[Opening TASK INPUT section]
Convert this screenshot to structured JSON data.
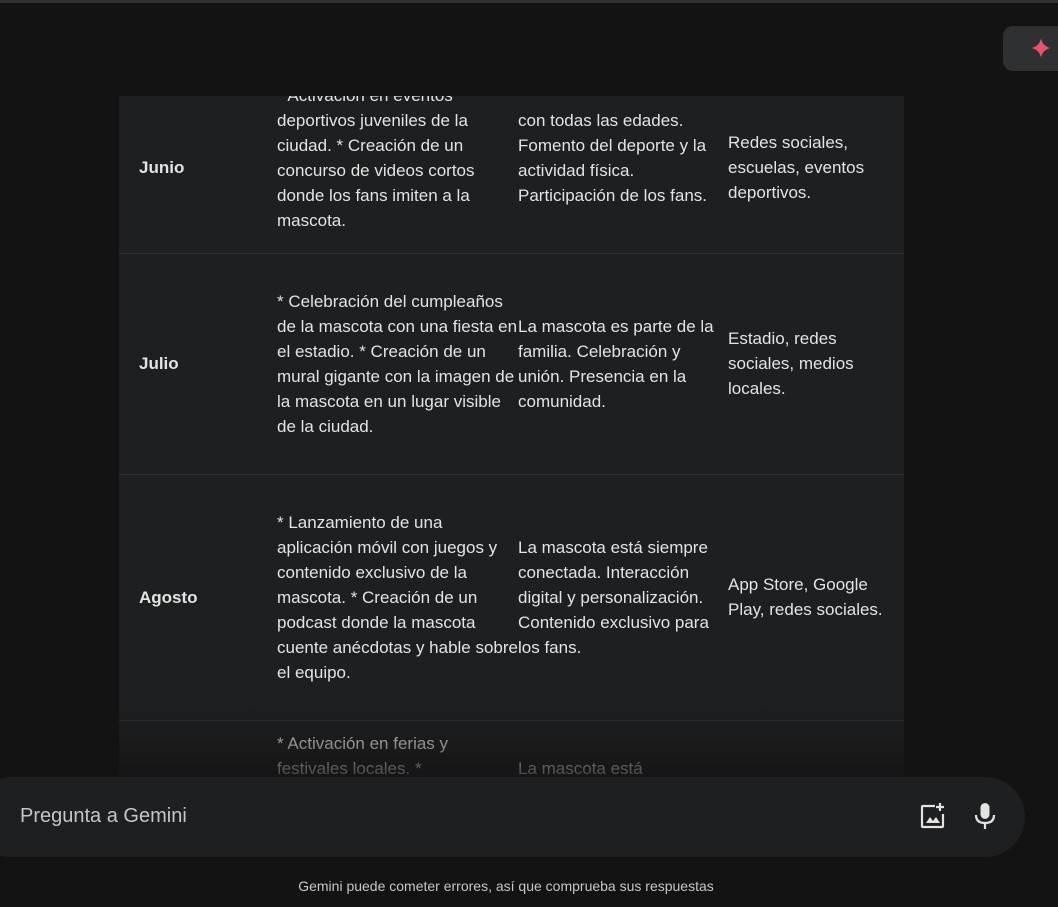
{
  "input": {
    "placeholder": "Pregunta a Gemini"
  },
  "disclaimer": "Gemini puede cometer errores, así que comprueba sus respuestas",
  "icons": {
    "spark": "gemini-spark-icon",
    "image": "add-image-icon",
    "mic": "microphone-icon"
  },
  "colors": {
    "spark": "#e8546a",
    "background": "#131314",
    "table_bg": "#1e1f20"
  },
  "table": {
    "rows": [
      {
        "month": "Junio",
        "actions": "* Activación en eventos deportivos juveniles de la ciudad. * Creación de un concurso de videos cortos donde los fans imiten a la mascota.",
        "message": "con todas las edades. Fomento del deporte y la actividad física. Participación de los fans.",
        "channels": "Redes sociales, escuelas, eventos deportivos."
      },
      {
        "month": "Julio",
        "actions": "* Celebración del cumpleaños de la mascota con una fiesta en el estadio. * Creación de un mural gigante con la imagen de la mascota en un lugar visible de la ciudad.",
        "message": "La mascota es parte de la familia. Celebración y unión. Presencia en la comunidad.",
        "channels": "Estadio, redes sociales, medios locales."
      },
      {
        "month": "Agosto",
        "actions": "* Lanzamiento de una aplicación móvil con juegos y contenido exclusivo de la mascota. * Creación de un podcast donde la mascota cuente anécdotas y hable sobre el equipo.",
        "message": "La mascota está siempre conectada. Interacción digital y personalización. Contenido exclusivo para los fans.",
        "channels": "App Store, Google Play, redes sociales."
      },
      {
        "month": "",
        "actions": "* Activación en ferias y festivales locales. *",
        "message": "La mascota está",
        "channels": ""
      }
    ]
  }
}
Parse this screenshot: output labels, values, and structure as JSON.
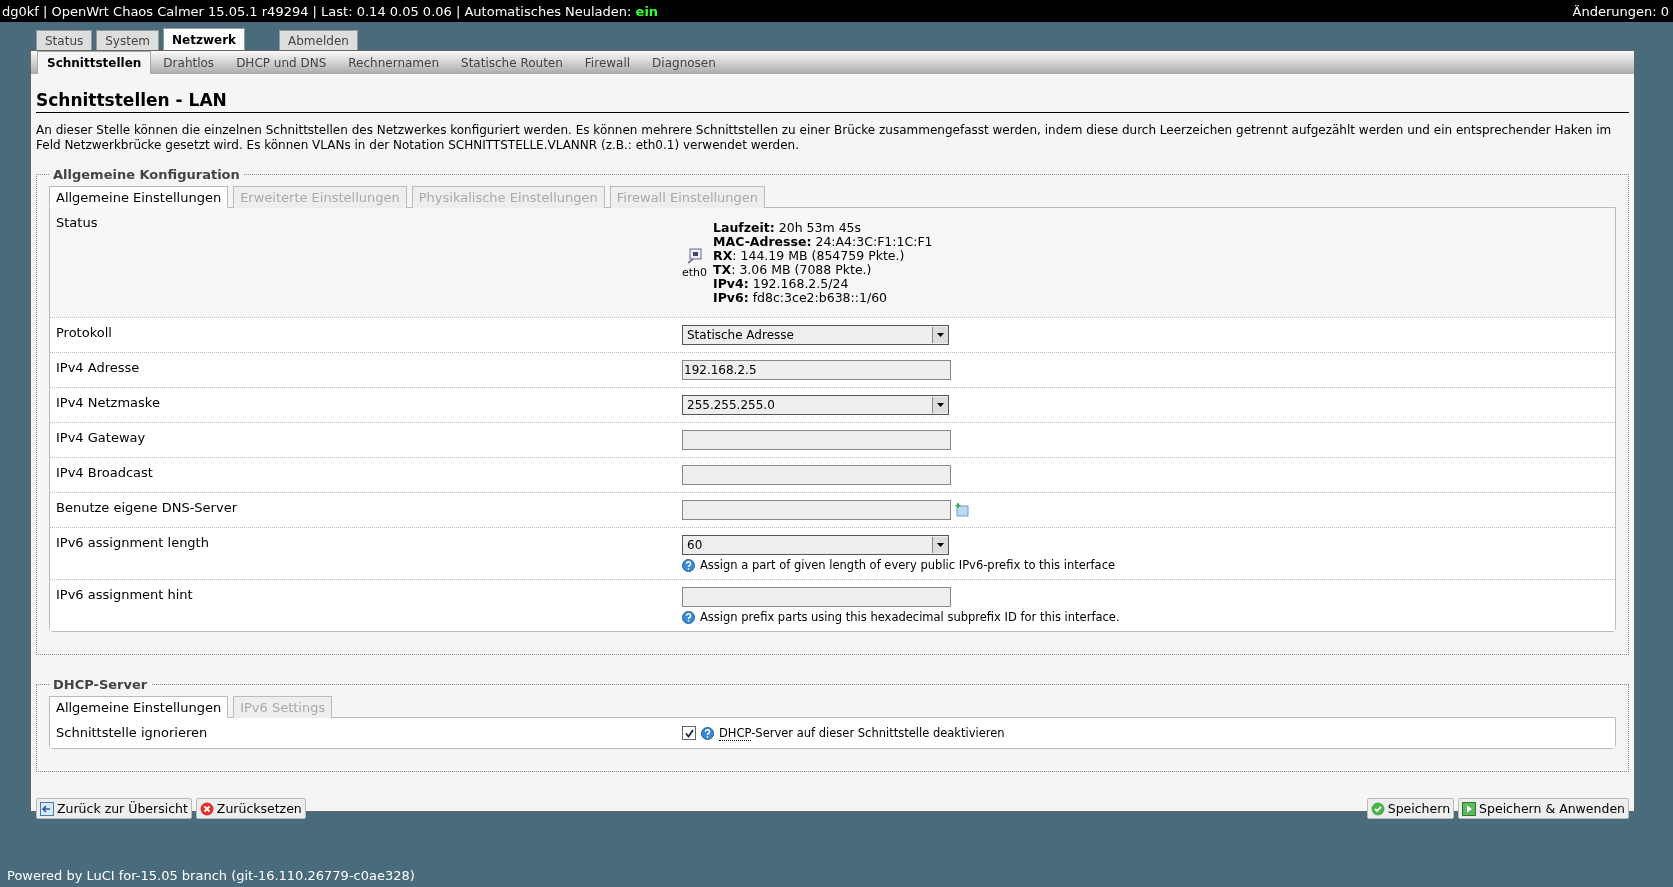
{
  "top_bar": {
    "status_line": "dg0kf | OpenWrt Chaos Calmer 15.05.1 r49294 | Last: 0.14 0.05 0.06 | Automatisches Neuladen:",
    "autoreload": "ein",
    "changes": "Änderungen: 0"
  },
  "main_tabs": [
    {
      "label": "Status",
      "selected": false,
      "kind": "menu"
    },
    {
      "label": "System",
      "selected": false,
      "kind": "menu"
    },
    {
      "label": "Netzwerk",
      "selected": true,
      "kind": "menu"
    },
    {
      "label": "Abmelden",
      "selected": false,
      "kind": "logout"
    }
  ],
  "sub_tabs": [
    {
      "label": "Schnittstellen",
      "selected": true
    },
    {
      "label": "Drahtlos",
      "selected": false
    },
    {
      "label": "DHCP und DNS",
      "selected": false
    },
    {
      "label": "Rechnernamen",
      "selected": false
    },
    {
      "label": "Statische Routen",
      "selected": false
    },
    {
      "label": "Firewall",
      "selected": false
    },
    {
      "label": "Diagnosen",
      "selected": false
    }
  ],
  "title": "Schnittstellen - LAN",
  "description": "An dieser Stelle können die einzelnen Schnittstellen des Netzwerkes konfiguriert werden. Es können mehrere Schnittstellen zu einer Brücke zusammengefasst werden, indem diese durch Leerzeichen getrennt aufgezählt werden und ein entsprechender Haken im Feld Netzwerkbrücke gesetzt wird. Es können VLANs in der Notation SCHNITTSTELLE.VLANNR (z.B.: eth0.1) verwendet werden.",
  "general_config": {
    "legend": "Allgemeine Konfiguration",
    "tabs": [
      {
        "label": "Allgemeine Einstellungen",
        "selected": true,
        "disabled": false
      },
      {
        "label": "Erweiterte Einstellungen",
        "selected": false,
        "disabled": true
      },
      {
        "label": "Physikalische Einstellungen",
        "selected": false,
        "disabled": true
      },
      {
        "label": "Firewall Einstellungen",
        "selected": false,
        "disabled": true
      }
    ],
    "status": {
      "label": "Status",
      "device": "eth0",
      "lines": [
        "**Laufzeit:** 20h 53m 45s",
        "**MAC-Adresse:** 24:A4:3C:F1:1C:F1",
        "**RX**: 144.19 MB (854759 Pkte.)",
        "**TX**: 3.06 MB (7088 Pkte.)",
        "**IPv4:** 192.168.2.5/24",
        "**IPv6:** fd8c:3ce2:b638::1/60"
      ]
    },
    "fields": [
      {
        "label": "Protokoll",
        "kind": "select",
        "value": "Statische Adresse"
      },
      {
        "label": "IPv4 Adresse",
        "kind": "text",
        "value": "192.168.2.5"
      },
      {
        "label": "IPv4 Netzmaske",
        "kind": "select",
        "value": "255.255.255.0"
      },
      {
        "label": "IPv4 Gateway",
        "kind": "text"
      },
      {
        "label": "IPv4 Broadcast",
        "kind": "text"
      },
      {
        "label": "Benutze eigene DNS-Server",
        "kind": "list"
      },
      {
        "label": "IPv6 assignment length",
        "kind": "select",
        "value": "60",
        "help": "Assign a part of given length of every public IPv6-prefix to this interface"
      },
      {
        "label": "IPv6 assignment hint",
        "kind": "text",
        "help": "Assign prefix parts using this hexadecimal subprefix ID for this interface."
      }
    ]
  },
  "dhcp_server": {
    "legend": "DHCP-Server",
    "tabs": [
      {
        "label": "Allgemeine Einstellungen",
        "selected": true,
        "disabled": false
      },
      {
        "label": "IPv6 Settings",
        "selected": false,
        "disabled": true
      }
    ],
    "row": {
      "label": "Schnittstelle ignorieren",
      "checked": true,
      "abbr": "DHCP",
      "help": "-Server auf dieser Schnittstelle deaktivieren"
    }
  },
  "buttons_left": [
    {
      "label": "Zurück zur Übersicht",
      "kind": "back"
    },
    {
      "label": "Zurücksetzen",
      "kind": "reset"
    }
  ],
  "buttons_right": [
    {
      "label": "Speichern",
      "kind": "save"
    },
    {
      "label": "Speichern & Anwenden",
      "kind": "apply"
    }
  ],
  "footer": "Powered by LuCI for-15.05 branch (git-16.110.26779-c0ae328)"
}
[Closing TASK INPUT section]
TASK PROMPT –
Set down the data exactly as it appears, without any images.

RESULT OF THIS EXERCISE –
Convert this screenshot to structured JSON data.
{
  "input": {
    "placeholder": "Pregunta a Gemini"
  },
  "disclaimer": "Gemini puede cometer errores, así que comprueba sus respuestas",
  "icons": {
    "spark": "gemini-spark-icon",
    "image": "add-image-icon",
    "mic": "microphone-icon"
  },
  "colors": {
    "spark": "#e8546a",
    "background": "#131314",
    "table_bg": "#1e1f20"
  },
  "table": {
    "rows": [
      {
        "month": "Junio",
        "actions": "* Activación en eventos deportivos juveniles de la ciudad. * Creación de un concurso de videos cortos donde los fans imiten a la mascota.",
        "message": "con todas las edades. Fomento del deporte y la actividad física. Participación de los fans.",
        "channels": "Redes sociales, escuelas, eventos deportivos."
      },
      {
        "month": "Julio",
        "actions": "* Celebración del cumpleaños de la mascota con una fiesta en el estadio. * Creación de un mural gigante con la imagen de la mascota en un lugar visible de la ciudad.",
        "message": "La mascota es parte de la familia. Celebración y unión. Presencia en la comunidad.",
        "channels": "Estadio, redes sociales, medios locales."
      },
      {
        "month": "Agosto",
        "actions": "* Lanzamiento de una aplicación móvil con juegos y contenido exclusivo de la mascota. * Creación de un podcast donde la mascota cuente anécdotas y hable sobre el equipo.",
        "message": "La mascota está siempre conectada. Interacción digital y personalización. Contenido exclusivo para los fans.",
        "channels": "App Store, Google Play, redes sociales."
      },
      {
        "month": "",
        "actions": "* Activación en ferias y festivales locales. *",
        "message": "La mascota está",
        "channels": ""
      }
    ]
  }
}
Parse this screenshot: output labels, values, and structure as JSON.
{
  "top_bar": {
    "status_line": "dg0kf | OpenWrt Chaos Calmer 15.05.1 r49294 | Last: 0.14 0.05 0.06 | Automatisches Neuladen:",
    "autoreload": "ein",
    "changes": "Änderungen: 0"
  },
  "main_tabs": [
    {
      "label": "Status",
      "selected": false,
      "kind": "menu"
    },
    {
      "label": "System",
      "selected": false,
      "kind": "menu"
    },
    {
      "label": "Netzwerk",
      "selected": true,
      "kind": "menu"
    },
    {
      "label": "Abmelden",
      "selected": false,
      "kind": "logout"
    }
  ],
  "sub_tabs": [
    {
      "label": "Schnittstellen",
      "selected": true
    },
    {
      "label": "Drahtlos",
      "selected": false
    },
    {
      "label": "DHCP und DNS",
      "selected": false
    },
    {
      "label": "Rechnernamen",
      "selected": false
    },
    {
      "label": "Statische Routen",
      "selected": false
    },
    {
      "label": "Firewall",
      "selected": false
    },
    {
      "label": "Diagnosen",
      "selected": false
    }
  ],
  "title": "Schnittstellen - LAN",
  "description": "An dieser Stelle können die einzelnen Schnittstellen des Netzwerkes konfiguriert werden. Es können mehrere Schnittstellen zu einer Brücke zusammengefasst werden, indem diese durch Leerzeichen getrennt aufgezählt werden und ein entsprechender Haken im Feld Netzwerkbrücke gesetzt wird. Es können VLANs in der Notation SCHNITTSTELLE.VLANNR (z.B.: eth0.1) verwendet werden.",
  "general_config": {
    "legend": "Allgemeine Konfiguration",
    "tabs": [
      {
        "label": "Allgemeine Einstellungen",
        "selected": true,
        "disabled": false
      },
      {
        "label": "Erweiterte Einstellungen",
        "selected": false,
        "disabled": true
      },
      {
        "label": "Physikalische Einstellungen",
        "selected": false,
        "disabled": true
      },
      {
        "label": "Firewall Einstellungen",
        "selected": false,
        "disabled": true
      }
    ],
    "status": {
      "label": "Status",
      "device": "eth0",
      "lines": [
        "**Laufzeit:** 20h 53m 45s",
        "**MAC-Adresse:** 24:A4:3C:F1:1C:F1",
        "**RX**: 144.19 MB (854759 Pkte.)",
        "**TX**: 3.06 MB (7088 Pkte.)",
        "**IPv4:** 192.168.2.5/24",
        "**IPv6:** fd8c:3ce2:b638::1/60"
      ]
    },
    "fields": [
      {
        "label": "Protokoll",
        "kind": "select",
        "value": "Statische Adresse"
      },
      {
        "label": "IPv4 Adresse",
        "kind": "text",
        "value": "192.168.2.5"
      },
      {
        "label": "IPv4 Netzmaske",
        "kind": "select",
        "value": "255.255.255.0"
      },
      {
        "label": "IPv4 Gateway",
        "kind": "text"
      },
      {
        "label": "IPv4 Broadcast",
        "kind": "text"
      },
      {
        "label": "Benutze eigene DNS-Server",
        "kind": "list"
      },
      {
        "label": "IPv6 assignment length",
        "kind": "select",
        "value": "60",
        "help": "Assign a part of given length of every public IPv6-prefix to this interface"
      },
      {
        "label": "IPv6 assignment hint",
        "kind": "text",
        "help": "Assign prefix parts using this hexadecimal subprefix ID for this interface."
      }
    ]
  },
  "dhcp_server": {
    "legend": "DHCP-Server",
    "tabs": [
      {
        "label": "Allgemeine Einstellungen",
        "selected": true,
        "disabled": false
      },
      {
        "label": "IPv6 Settings",
        "selected": false,
        "disabled": true
      }
    ],
    "row": {
      "label": "Schnittstelle ignorieren",
      "checked": true,
      "abbr": "DHCP",
      "help": "-Server auf dieser Schnittstelle deaktivieren"
    }
  },
  "buttons_left": [
    {
      "label": "Zurück zur Übersicht",
      "kind": "back"
    },
    {
      "label": "Zurücksetzen",
      "kind": "reset"
    }
  ],
  "buttons_right": [
    {
      "label": "Speichern",
      "kind": "save"
    },
    {
      "label": "Speichern & Anwenden",
      "kind": "apply"
    }
  ],
  "footer": "Powered by LuCI for-15.05 branch (git-16.110.26779-c0ae328)"
}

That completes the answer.